## Exercise
Your task is to repeat the listing exactly.

## Information supplied
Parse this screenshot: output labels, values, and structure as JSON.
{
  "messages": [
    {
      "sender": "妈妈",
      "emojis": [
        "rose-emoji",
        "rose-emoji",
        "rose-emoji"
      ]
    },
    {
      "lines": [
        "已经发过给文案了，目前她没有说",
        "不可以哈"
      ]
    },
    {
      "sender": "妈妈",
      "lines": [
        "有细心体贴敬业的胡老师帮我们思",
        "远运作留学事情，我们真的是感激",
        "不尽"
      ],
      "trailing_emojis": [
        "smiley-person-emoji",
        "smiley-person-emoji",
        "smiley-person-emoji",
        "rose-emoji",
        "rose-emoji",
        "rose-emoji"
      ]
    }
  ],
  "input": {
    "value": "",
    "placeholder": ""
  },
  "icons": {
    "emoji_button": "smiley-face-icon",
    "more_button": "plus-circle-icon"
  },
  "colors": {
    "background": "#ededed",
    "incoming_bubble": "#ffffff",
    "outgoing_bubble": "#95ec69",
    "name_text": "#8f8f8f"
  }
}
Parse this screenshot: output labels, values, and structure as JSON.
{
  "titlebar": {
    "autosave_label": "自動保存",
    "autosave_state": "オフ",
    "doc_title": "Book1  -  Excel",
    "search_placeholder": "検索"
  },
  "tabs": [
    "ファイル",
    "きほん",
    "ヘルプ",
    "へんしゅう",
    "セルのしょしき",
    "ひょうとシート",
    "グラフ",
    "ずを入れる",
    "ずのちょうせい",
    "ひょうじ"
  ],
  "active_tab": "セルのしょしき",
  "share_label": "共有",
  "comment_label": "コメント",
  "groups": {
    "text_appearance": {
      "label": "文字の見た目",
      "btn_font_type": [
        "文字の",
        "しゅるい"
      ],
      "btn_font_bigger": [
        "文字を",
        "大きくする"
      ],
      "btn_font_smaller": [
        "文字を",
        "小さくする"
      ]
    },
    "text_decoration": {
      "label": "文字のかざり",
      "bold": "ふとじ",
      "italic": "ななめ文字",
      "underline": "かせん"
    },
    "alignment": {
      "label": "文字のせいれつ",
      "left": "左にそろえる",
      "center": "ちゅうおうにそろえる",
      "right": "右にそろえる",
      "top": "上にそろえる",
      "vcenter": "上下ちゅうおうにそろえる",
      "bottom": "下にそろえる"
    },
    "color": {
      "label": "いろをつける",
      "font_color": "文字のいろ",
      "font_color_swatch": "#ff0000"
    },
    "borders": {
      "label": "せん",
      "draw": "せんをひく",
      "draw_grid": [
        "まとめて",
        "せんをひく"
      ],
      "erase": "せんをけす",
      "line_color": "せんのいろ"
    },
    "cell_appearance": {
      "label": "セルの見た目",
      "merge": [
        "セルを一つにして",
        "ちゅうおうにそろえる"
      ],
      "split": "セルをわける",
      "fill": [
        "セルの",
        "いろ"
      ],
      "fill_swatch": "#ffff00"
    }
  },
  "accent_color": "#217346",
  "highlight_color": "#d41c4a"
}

## The answer
Parse this screenshot: output labels, values, and structure as JSON.
{
  "messages": [
    {
      "sender": "妈妈",
      "emojis": [
        "rose-emoji",
        "rose-emoji",
        "rose-emoji"
      ]
    },
    {
      "lines": [
        "已经发过给文案了，目前她没有说",
        "不可以哈"
      ]
    },
    {
      "sender": "妈妈",
      "lines": [
        "有细心体贴敬业的胡老师帮我们思",
        "远运作留学事情，我们真的是感激",
        "不尽"
      ],
      "trailing_emojis": [
        "smiley-person-emoji",
        "smiley-person-emoji",
        "smiley-person-emoji",
        "rose-emoji",
        "rose-emoji",
        "rose-emoji"
      ]
    }
  ],
  "input": {
    "value": "",
    "placeholder": ""
  },
  "icons": {
    "emoji_button": "smiley-face-icon",
    "more_button": "plus-circle-icon"
  },
  "colors": {
    "background": "#ededed",
    "incoming_bubble": "#ffffff",
    "outgoing_bubble": "#95ec69",
    "name_text": "#8f8f8f"
  }
}
Parse this screenshot: output labels, values, and structure as JSON.
{
  "titlebar": {
    "autosave_label": "自動保存",
    "autosave_state": "オフ",
    "doc_title": "Book1  -  Excel",
    "search_placeholder": "検索"
  },
  "tabs": [
    "ファイル",
    "きほん",
    "ヘルプ",
    "へんしゅう",
    "セルのしょしき",
    "ひょうとシート",
    "グラフ",
    "ずを入れる",
    "ずのちょうせい",
    "ひょうじ"
  ],
  "active_tab": "セルのしょしき",
  "share_label": "共有",
  "comment_label": "コメント",
  "groups": {
    "text_appearance": {
      "label": "文字の見た目",
      "btn_font_type": [
        "文字の",
        "しゅるい"
      ],
      "btn_font_bigger": [
        "文字を",
        "大きくする"
      ],
      "btn_font_smaller": [
        "文字を",
        "小さくする"
      ]
    },
    "text_decoration": {
      "label": "文字のかざり",
      "bold": "ふとじ",
      "italic": "ななめ文字",
      "underline": "かせん"
    },
    "alignment": {
      "label": "文字のせいれつ",
      "left": "左にそろえる",
      "center": "ちゅうおうにそろえる",
      "right": "右にそろえる",
      "top": "上にそろえる",
      "vcenter": "上下ちゅうおうにそろえる",
      "bottom": "下にそろえる"
    },
    "color": {
      "label": "いろをつける",
      "font_color": "文字のいろ",
      "font_color_swatch": "#ff0000"
    },
    "borders": {
      "label": "せん",
      "draw": "せんをひく",
      "draw_grid": [
        "まとめて",
        "せんをひく"
      ],
      "erase": "せんをけす",
      "line_color": "せんのいろ"
    },
    "cell_appearance": {
      "label": "セルの見た目",
      "merge": [
        "セルを一つにして",
        "ちゅうおうにそろえる"
      ],
      "split": "セルをわける",
      "fill": [
        "セルの",
        "いろ"
      ],
      "fill_swatch": "#ffff00"
    }
  },
  "accent_color": "#217346",
  "highlight_color": "#d41c4a"
}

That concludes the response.